The iconic Mexican painter as seen through almost 300 archival items, from her wardrobe to her personal art collection
This compendium presents the rich diversity of themes, ideas, concepts and emotions generated around two fundamental, iconic figures of modern Mexico: painter Frida Kahlo and her husband, muralist Diego Rivera.
More than 300 images from the archives of the Museo Frida Kahlo in Mexico City offer readers a glimpse of Kahlo’s distinctive wardrobe and the impressive collections of popular and pre-Hispanic art she assembled with Rivera, her connection with photography and the history of La casa azul, her beloved blue home that now serves as the museum’s main building. This volume welcomes us into Frida Kahlo’s universe, exploring the legacy of an indispensable figure in the world of 20th-century art and culture in her native Mexico and across the globe.

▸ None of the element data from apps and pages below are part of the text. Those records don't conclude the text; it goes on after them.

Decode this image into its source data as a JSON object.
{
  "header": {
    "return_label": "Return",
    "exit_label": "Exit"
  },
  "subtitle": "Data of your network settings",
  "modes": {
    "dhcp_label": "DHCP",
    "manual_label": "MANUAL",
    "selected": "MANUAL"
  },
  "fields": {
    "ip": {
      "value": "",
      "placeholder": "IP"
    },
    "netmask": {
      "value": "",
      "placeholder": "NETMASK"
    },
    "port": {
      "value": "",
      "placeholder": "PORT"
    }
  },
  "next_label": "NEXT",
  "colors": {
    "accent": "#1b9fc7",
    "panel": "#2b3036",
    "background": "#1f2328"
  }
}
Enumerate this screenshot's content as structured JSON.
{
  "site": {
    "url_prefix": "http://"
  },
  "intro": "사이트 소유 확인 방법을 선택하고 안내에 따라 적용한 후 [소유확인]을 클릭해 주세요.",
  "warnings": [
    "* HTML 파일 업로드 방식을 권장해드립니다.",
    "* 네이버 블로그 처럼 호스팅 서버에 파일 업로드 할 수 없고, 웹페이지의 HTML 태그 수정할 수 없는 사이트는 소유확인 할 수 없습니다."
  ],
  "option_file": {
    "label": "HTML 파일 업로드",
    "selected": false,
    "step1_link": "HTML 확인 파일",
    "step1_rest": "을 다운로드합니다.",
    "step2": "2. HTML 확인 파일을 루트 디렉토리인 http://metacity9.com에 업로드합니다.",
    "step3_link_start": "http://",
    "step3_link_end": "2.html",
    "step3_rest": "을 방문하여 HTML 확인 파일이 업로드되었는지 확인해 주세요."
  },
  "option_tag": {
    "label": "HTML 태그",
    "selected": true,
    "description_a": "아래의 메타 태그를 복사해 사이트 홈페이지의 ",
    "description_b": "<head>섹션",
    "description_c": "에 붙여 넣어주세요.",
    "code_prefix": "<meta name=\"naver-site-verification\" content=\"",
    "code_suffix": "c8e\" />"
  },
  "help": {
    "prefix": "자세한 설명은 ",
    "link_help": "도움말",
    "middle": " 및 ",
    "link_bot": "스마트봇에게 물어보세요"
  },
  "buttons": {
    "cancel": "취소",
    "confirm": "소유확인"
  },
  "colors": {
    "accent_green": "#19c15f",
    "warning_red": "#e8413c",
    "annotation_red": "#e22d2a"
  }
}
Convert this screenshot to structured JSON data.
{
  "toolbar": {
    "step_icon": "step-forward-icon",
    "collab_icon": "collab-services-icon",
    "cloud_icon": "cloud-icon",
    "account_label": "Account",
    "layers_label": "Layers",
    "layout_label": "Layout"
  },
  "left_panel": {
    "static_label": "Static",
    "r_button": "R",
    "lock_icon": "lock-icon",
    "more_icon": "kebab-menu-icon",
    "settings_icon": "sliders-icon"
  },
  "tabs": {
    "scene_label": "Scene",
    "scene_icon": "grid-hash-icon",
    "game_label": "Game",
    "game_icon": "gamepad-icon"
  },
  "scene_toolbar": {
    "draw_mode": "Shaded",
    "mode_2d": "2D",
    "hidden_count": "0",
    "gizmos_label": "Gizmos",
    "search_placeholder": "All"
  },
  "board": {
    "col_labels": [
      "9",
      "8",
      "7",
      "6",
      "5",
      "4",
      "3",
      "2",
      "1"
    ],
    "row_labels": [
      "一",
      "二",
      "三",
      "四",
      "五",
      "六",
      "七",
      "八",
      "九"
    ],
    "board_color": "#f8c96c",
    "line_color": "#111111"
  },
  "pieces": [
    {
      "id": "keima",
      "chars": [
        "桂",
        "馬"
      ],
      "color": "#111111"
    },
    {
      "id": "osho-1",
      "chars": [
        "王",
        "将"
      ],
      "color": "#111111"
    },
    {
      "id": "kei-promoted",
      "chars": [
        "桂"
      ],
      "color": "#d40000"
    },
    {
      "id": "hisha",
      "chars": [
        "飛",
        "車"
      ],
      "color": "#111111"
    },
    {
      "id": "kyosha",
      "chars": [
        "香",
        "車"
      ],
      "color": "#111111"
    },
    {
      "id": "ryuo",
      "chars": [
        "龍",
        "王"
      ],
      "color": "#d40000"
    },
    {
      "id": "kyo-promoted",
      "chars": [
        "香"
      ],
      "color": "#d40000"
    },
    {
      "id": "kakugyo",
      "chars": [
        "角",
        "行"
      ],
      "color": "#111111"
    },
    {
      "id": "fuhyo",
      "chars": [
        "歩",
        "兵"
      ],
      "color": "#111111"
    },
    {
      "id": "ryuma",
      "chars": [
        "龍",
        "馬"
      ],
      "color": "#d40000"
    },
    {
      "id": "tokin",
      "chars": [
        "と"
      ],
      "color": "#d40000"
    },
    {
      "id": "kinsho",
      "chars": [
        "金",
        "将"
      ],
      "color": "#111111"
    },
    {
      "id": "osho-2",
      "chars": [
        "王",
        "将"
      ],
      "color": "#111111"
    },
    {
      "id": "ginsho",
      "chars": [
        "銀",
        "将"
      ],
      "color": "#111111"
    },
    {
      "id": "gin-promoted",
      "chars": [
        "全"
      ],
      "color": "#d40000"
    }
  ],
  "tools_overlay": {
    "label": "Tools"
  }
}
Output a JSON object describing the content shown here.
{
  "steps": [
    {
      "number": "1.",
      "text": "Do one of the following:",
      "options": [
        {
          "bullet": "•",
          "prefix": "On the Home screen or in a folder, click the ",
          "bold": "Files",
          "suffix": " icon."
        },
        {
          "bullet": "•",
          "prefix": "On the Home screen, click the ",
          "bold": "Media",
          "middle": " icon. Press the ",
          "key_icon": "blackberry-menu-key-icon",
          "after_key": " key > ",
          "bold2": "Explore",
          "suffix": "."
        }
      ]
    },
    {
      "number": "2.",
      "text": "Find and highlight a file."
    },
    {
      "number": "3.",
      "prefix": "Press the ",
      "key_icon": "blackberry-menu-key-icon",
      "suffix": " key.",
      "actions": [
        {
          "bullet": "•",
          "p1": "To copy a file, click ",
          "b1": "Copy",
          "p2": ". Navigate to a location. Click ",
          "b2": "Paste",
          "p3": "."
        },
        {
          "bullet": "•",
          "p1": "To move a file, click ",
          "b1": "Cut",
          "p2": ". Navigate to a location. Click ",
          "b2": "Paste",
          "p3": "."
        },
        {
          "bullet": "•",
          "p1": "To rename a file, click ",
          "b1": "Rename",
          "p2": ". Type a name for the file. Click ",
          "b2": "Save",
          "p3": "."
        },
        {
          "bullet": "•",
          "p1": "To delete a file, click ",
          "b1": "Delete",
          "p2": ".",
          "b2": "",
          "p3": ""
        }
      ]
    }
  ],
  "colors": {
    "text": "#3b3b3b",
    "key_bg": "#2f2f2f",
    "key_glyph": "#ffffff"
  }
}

Frida Kahlo (1907–54) began painting at the age of 18 when she was immobilized for several months as a result of a bus crash that left her permanently disabled. From then on, art served as an immense source of healing for Kahlo as well as a vehicle for self-expression and cultural exploration. At the heart of Kahlo’s practice was her love for Mexican folk tradition, her staunch communist beliefs and her complex relationship with her body, gender and sexuality. A lifelong activist, Kahlo died of a pulmonary embolism after participating in a demonstration against the CIA’s invasion of Guatemala.